Ummmm ... people with full-time jobs aren't anywhere near the lowest income individuals.
Consider pensioners, people with disabilities on provincial income programs, people on welfare, people without jobs ... not to mention students trying to get by on student loans without middle-class-income parents to help out,
All of which begs the issue of inflated (unjustified) profits of, say, grocery chains.
The cost of Ontario-grown leeks just didn't jump 400% over one year ... and besides, there's no reason at all that profit needs to be a percentage of what's taken at the till. Volume in business means a $$ amount of sales, whereas to shoppers, it's measured in pounds and pieces.
There's just no way that causing job losses is going to fix the inflation we've got: and that's what Bank of Canada is looking for: lower wages, to reduce "labor competitiveness."
Meanwhile, the banks are laughing all the way to their executive bonuses, and shareholders' joy.
None of which isn't bad for people living at the bottom of the food chain.
Governments could have imposed caps to modify the effects of commodities markets, especially for domestic industries. It never did cost Canadian gasoline from Canadian oil more to produce: they were just invoking some fancy schmancy excuse based on some idea they lose "opportunities" in foreign markets, that have to be paid for by the people who've sustained them over many, many decades.

P.P. gonna push pasta propaganda.
Power-hungry performative professional politician's are prone to petulance.

Ya know, Justin Trudeau fairly often says somewhat disingenuous things. And often he says things that just don't mean much of anything. But he's rarely nasty, and he's more likely to leave out inconvenient truths than to flat out lie (sometimes on climate change he'll do that).

When has Pierre Poilievre ever opened his mouth to say anything that wasn't nasty, aggressive, mean-spirited, and a complete lie?

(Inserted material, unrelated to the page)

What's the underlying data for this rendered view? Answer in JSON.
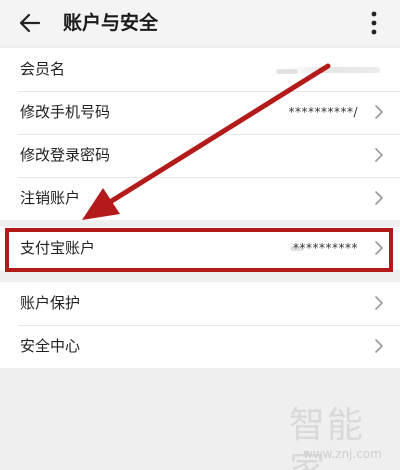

It goes beyond "that kind of thing can be politically useful given his situation"--lots of kinds of statements can be politically useful. But whenever the politics of the moment are such that the only politically workable thing to do would be to say something positive and constructive . . . Poilievre just shuts up and sits it out. He just can't seem to do it. It says something about a person when their political approach is always drawn to the vicious.

Poor guy . . . Christmas is coming. I can't imagine how hard it must be for him to do the obligatory Christmas wishes thing . . . ("Hope all of my supporters (and nobody else) are, what's that word, happy! This Christmas season". "Pierre, you have to say more than that!" "I don't get this stuff! Why do I even--fine! . . . um, everyone should, uh, come together in, um, kindness, yeah that's it, and, uh, fellowship I guess, and . . . do I REALLY have to do this? . . . um, CHERISH the Christmas season together . . . OK, I'm out. Get the damn speechwriter, I can't do this!")

For an excellent alternative view to the Bank of Canada's orthodoxy on fighting inflation, see Jim Stanford's paper here: .